> _SUPPLIED DATA_
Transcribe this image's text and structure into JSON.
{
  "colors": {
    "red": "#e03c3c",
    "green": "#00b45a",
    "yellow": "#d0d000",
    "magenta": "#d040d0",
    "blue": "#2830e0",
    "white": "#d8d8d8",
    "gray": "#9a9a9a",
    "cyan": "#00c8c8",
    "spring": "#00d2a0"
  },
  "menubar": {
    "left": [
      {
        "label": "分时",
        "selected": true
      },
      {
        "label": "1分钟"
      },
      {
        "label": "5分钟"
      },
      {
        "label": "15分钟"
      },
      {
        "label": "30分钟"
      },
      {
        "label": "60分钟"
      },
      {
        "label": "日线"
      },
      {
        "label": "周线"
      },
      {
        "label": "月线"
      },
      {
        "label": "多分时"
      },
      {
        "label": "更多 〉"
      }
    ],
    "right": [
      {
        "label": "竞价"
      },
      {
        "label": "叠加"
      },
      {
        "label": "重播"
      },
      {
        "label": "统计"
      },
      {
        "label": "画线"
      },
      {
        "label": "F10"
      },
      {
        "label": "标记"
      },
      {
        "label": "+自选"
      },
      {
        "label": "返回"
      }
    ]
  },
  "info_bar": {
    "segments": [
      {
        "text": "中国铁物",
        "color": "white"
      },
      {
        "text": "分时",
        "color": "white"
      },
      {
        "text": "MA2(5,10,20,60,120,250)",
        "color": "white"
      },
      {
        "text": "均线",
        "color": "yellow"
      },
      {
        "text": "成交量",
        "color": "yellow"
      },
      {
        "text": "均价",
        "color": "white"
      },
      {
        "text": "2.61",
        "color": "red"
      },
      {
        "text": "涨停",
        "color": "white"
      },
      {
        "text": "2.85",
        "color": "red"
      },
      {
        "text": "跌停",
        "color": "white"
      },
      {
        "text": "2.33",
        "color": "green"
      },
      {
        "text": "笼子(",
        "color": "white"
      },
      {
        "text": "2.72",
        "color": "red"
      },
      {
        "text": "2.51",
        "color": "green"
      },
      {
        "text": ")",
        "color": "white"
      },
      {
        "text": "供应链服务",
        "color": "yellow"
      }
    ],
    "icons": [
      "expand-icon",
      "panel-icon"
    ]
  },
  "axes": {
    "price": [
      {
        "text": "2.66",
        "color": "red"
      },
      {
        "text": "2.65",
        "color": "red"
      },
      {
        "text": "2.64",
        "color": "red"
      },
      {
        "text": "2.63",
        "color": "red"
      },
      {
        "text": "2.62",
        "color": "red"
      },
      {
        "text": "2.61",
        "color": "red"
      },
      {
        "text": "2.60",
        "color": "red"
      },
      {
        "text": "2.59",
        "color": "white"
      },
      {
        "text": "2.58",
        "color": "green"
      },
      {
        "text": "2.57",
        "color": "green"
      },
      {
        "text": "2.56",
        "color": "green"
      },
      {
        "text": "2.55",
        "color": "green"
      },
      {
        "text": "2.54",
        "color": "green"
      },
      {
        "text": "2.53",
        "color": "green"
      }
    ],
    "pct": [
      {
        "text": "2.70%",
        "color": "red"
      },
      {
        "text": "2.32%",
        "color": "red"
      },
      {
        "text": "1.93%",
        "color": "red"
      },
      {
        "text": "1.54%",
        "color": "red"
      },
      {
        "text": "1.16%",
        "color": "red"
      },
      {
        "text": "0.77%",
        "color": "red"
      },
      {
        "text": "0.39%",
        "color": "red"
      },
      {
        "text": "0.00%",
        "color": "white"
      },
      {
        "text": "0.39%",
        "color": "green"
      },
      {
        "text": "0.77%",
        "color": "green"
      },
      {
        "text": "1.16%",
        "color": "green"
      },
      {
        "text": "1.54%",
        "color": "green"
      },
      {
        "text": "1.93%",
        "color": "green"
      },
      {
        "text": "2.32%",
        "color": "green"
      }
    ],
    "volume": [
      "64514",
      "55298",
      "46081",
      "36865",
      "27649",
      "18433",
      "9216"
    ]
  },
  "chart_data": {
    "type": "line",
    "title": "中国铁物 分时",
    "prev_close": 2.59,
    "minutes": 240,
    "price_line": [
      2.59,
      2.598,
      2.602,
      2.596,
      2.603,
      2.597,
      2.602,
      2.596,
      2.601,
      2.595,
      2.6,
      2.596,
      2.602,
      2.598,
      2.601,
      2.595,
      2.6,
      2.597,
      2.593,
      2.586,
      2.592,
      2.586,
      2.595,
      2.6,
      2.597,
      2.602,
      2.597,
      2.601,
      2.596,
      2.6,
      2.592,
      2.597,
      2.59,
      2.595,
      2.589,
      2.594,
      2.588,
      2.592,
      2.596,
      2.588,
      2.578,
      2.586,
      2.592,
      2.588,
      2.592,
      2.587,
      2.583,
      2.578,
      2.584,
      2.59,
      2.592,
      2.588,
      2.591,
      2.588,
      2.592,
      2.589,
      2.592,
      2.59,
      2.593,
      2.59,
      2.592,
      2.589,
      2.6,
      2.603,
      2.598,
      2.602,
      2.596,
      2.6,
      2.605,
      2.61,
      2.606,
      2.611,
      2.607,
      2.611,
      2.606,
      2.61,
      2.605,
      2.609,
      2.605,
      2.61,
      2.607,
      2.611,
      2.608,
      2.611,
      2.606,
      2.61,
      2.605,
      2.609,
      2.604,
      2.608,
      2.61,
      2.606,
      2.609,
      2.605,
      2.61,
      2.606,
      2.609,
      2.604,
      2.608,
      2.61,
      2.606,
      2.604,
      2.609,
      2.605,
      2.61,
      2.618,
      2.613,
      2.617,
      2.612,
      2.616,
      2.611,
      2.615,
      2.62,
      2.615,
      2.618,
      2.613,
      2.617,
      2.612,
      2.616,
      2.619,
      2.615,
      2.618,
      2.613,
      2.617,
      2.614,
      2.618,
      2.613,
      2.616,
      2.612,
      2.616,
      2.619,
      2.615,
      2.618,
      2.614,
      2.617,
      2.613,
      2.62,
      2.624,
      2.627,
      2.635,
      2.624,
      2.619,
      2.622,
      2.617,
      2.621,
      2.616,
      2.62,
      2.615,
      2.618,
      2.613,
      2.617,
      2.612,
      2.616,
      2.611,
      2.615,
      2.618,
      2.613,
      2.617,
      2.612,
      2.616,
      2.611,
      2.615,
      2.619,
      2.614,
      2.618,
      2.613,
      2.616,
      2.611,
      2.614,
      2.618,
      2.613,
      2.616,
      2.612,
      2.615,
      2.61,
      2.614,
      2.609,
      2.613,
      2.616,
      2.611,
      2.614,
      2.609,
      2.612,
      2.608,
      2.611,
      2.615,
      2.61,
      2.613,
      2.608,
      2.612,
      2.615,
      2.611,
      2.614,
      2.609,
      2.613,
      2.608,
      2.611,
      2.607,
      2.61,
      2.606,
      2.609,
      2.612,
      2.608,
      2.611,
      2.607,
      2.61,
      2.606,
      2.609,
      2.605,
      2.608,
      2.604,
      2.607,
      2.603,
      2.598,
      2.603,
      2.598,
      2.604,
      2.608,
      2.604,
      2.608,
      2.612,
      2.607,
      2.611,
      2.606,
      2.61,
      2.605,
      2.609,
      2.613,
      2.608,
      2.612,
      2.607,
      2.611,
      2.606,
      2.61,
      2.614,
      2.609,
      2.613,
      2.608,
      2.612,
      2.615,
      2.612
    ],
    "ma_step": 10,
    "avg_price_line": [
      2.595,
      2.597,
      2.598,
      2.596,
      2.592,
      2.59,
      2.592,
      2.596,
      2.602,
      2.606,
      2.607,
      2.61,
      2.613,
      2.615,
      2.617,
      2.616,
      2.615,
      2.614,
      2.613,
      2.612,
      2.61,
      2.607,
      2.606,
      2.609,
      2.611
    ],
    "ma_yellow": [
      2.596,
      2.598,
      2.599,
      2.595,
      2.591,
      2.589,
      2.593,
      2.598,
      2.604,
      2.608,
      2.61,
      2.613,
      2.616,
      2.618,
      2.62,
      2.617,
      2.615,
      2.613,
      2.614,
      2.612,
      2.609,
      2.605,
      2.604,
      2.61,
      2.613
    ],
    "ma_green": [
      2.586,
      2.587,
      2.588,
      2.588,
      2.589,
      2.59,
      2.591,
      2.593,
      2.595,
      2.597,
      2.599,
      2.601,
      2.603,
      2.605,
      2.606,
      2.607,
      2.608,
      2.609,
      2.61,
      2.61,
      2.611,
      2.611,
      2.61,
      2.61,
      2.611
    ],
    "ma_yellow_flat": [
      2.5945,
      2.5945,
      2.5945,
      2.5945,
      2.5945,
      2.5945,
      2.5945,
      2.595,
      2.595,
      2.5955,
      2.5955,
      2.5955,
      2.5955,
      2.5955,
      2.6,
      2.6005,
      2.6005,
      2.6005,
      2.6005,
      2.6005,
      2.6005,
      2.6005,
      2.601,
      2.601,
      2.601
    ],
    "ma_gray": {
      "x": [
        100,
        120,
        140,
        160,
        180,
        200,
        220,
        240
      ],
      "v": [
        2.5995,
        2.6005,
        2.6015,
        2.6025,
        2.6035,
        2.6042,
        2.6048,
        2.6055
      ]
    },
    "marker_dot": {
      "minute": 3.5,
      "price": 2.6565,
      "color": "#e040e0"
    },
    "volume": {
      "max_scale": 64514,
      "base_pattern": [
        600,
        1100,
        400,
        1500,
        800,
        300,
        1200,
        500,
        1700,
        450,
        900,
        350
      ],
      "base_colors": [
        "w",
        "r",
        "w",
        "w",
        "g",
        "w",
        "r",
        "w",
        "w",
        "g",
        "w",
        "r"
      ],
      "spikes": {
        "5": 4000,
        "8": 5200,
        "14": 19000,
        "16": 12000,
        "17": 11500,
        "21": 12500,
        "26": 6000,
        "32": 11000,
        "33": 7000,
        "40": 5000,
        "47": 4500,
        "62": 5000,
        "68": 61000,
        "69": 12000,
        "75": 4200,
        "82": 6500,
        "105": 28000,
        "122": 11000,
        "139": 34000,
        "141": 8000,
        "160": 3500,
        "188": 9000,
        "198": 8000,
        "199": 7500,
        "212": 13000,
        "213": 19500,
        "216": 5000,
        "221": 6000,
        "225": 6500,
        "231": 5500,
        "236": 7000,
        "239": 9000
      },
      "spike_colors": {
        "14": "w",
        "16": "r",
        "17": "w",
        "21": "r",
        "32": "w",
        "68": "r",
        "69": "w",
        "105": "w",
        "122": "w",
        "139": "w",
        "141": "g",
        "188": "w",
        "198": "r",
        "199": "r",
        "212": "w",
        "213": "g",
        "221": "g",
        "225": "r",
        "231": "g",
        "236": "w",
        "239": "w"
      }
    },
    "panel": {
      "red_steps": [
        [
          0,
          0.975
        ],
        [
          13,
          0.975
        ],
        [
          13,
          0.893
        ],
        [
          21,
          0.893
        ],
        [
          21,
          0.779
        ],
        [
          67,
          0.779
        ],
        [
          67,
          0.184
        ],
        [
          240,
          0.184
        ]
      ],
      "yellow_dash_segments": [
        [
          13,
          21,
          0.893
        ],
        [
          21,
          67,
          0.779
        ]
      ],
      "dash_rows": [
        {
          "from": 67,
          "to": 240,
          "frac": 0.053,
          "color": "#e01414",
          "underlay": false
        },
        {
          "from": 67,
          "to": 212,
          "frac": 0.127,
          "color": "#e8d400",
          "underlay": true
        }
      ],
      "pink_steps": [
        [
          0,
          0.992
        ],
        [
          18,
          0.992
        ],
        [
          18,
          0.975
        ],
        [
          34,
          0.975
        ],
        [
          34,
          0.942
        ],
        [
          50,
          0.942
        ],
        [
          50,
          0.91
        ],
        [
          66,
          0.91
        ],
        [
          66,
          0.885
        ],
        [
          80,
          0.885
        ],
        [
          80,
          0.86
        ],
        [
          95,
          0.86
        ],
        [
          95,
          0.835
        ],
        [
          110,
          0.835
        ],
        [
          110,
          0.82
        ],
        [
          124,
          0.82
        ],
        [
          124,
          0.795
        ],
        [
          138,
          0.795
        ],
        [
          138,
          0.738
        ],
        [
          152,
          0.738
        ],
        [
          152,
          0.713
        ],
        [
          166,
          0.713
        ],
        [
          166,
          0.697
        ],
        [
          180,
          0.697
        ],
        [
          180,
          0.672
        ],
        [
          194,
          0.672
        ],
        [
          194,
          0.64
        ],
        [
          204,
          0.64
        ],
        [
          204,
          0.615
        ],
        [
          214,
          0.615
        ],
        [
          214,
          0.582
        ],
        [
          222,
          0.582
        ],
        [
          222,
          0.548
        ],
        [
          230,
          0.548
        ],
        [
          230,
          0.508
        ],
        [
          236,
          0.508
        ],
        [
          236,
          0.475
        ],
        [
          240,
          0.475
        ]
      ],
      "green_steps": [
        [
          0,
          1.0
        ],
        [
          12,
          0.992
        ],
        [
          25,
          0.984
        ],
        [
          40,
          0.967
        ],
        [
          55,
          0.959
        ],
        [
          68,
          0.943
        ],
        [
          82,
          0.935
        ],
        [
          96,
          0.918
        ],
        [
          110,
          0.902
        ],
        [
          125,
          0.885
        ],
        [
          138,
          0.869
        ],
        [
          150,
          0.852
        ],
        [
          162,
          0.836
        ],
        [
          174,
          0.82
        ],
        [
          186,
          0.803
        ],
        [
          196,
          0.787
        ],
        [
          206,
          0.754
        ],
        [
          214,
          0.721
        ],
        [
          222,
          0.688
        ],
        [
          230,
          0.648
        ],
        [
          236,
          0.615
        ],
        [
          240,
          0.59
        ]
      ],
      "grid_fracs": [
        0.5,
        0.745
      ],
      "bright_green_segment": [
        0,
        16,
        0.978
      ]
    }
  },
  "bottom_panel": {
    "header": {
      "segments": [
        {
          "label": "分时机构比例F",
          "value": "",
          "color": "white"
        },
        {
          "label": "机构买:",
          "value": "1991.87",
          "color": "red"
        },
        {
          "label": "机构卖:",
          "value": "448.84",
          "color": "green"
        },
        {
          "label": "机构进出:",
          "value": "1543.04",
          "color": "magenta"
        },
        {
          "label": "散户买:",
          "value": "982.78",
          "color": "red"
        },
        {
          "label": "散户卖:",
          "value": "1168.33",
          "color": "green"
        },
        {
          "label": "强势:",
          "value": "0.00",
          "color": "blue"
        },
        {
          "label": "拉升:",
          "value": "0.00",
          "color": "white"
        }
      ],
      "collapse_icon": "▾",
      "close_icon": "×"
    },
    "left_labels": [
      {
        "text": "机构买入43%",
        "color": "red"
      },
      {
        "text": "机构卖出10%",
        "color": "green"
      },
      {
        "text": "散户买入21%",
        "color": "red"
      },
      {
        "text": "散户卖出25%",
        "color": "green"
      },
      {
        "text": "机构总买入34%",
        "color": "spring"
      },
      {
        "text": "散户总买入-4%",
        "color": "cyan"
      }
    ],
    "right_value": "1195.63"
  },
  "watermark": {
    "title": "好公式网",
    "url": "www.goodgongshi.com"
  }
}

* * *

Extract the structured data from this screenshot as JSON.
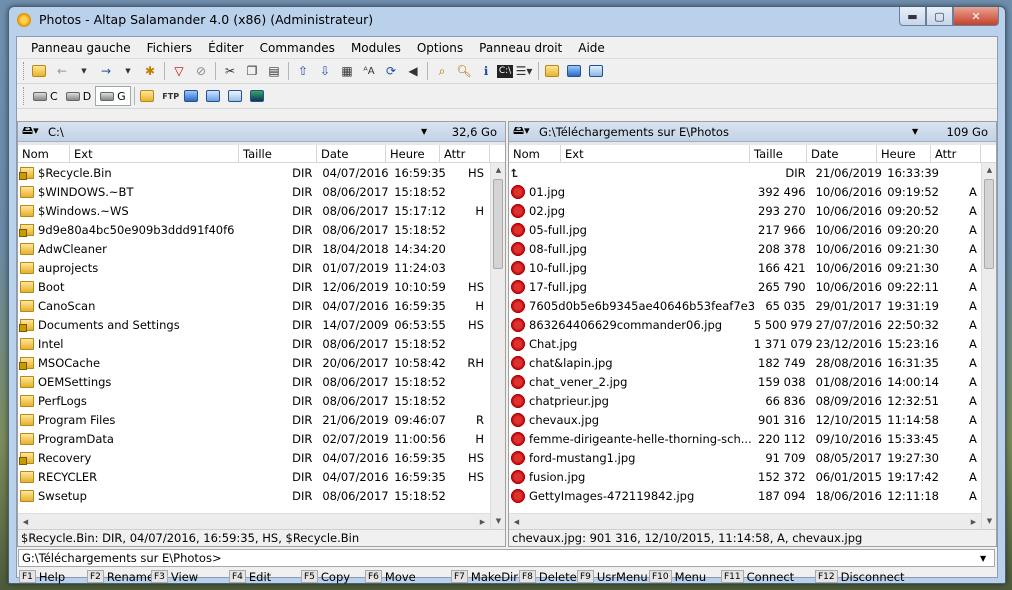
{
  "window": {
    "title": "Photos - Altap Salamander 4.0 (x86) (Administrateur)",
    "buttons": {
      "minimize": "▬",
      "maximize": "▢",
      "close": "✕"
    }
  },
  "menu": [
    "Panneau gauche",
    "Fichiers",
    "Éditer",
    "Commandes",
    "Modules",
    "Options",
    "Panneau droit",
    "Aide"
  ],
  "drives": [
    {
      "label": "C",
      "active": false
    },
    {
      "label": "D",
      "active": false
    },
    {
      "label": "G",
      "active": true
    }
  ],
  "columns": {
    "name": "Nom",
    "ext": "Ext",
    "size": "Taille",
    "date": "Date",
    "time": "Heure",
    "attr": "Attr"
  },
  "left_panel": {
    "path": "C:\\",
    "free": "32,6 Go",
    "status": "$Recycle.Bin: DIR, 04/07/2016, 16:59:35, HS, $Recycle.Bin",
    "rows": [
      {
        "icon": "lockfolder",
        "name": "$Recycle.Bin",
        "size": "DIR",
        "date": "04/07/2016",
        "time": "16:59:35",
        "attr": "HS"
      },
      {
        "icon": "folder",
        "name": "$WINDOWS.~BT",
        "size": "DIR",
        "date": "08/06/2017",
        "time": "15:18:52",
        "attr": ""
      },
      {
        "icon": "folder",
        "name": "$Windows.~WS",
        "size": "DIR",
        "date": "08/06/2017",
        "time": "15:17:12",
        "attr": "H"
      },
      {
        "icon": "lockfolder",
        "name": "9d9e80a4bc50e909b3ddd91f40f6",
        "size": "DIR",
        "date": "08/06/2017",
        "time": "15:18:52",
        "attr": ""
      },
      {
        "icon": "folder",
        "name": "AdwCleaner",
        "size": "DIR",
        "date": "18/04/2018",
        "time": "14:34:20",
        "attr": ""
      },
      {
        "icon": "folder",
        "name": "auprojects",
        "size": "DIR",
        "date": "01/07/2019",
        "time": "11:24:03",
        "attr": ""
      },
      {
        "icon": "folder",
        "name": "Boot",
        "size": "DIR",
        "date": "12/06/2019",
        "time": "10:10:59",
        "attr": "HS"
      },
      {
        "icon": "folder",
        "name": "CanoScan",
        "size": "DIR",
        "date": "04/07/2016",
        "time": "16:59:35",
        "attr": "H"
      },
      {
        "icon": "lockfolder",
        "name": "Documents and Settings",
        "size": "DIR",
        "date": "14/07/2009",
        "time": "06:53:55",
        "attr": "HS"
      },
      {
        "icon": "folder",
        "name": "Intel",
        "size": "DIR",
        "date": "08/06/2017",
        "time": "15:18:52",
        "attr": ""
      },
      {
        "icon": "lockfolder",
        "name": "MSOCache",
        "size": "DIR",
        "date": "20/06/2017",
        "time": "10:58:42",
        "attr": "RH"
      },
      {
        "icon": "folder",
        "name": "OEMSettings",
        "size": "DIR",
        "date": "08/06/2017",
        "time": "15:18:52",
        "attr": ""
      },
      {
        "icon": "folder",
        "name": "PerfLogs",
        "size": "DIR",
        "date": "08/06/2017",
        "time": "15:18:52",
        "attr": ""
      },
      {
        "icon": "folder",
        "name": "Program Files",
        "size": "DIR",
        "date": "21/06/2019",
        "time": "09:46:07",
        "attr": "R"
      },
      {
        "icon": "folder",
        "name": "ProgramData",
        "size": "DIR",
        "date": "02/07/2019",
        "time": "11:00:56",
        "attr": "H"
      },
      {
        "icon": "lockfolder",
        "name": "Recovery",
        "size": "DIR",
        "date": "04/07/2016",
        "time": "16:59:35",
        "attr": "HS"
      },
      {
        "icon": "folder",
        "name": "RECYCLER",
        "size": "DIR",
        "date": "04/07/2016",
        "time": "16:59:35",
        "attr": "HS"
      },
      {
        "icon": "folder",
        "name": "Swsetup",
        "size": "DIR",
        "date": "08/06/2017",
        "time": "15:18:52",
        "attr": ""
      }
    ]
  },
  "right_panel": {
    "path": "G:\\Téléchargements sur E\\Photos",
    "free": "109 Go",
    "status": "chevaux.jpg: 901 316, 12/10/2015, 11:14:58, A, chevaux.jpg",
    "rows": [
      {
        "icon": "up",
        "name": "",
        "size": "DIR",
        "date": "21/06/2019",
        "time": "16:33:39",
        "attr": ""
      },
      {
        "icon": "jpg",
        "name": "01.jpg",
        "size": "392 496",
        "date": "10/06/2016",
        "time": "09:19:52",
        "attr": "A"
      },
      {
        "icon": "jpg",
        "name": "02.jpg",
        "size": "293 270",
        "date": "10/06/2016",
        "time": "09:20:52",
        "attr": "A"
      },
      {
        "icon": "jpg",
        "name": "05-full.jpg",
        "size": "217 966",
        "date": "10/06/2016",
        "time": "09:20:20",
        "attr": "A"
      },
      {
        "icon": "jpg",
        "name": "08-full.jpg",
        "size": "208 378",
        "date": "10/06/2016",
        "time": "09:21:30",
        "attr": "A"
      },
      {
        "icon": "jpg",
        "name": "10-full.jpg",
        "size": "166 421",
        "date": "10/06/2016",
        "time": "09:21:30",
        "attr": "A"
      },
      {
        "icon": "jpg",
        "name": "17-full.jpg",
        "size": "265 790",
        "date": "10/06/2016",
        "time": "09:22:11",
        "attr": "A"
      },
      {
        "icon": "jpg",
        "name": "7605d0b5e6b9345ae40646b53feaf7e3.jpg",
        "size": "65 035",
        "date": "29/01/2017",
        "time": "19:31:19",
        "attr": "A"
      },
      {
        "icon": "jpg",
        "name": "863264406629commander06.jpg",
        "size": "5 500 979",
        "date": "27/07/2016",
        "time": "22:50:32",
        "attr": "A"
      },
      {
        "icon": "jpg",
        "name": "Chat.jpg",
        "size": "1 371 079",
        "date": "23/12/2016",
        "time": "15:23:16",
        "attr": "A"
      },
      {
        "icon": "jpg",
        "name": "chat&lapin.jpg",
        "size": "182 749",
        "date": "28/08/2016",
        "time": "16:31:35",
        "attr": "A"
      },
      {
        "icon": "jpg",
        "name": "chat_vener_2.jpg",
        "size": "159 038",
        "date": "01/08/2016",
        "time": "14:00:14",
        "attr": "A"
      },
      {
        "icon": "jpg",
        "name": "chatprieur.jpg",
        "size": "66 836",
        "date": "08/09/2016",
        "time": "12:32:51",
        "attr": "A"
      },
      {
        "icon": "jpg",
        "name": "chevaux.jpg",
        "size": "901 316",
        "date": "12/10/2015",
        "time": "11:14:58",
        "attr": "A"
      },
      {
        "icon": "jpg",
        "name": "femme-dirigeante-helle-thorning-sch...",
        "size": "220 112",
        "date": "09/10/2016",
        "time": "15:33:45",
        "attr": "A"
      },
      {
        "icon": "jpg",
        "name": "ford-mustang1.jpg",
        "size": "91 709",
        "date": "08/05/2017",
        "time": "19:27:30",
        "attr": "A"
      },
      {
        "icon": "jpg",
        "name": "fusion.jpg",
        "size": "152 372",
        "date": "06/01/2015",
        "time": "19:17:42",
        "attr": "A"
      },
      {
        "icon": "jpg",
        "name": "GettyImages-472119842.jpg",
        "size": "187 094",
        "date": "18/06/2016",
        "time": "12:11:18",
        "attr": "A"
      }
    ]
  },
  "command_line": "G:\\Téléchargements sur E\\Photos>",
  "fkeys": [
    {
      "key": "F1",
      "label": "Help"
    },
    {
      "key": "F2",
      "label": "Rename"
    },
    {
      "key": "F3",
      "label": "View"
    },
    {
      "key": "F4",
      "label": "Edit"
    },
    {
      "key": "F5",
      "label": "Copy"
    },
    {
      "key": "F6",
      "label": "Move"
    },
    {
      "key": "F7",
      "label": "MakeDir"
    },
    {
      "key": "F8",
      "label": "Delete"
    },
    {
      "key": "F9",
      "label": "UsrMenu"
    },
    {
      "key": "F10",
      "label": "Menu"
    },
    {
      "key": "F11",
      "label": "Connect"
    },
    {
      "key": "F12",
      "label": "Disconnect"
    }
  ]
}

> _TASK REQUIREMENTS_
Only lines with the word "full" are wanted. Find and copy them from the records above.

> _ANSWER FOR THE TASK_
        "name": "05-full.jpg",
        "name": "08-full.jpg",
        "name": "10-full.jpg",
        "name": "17-full.jpg",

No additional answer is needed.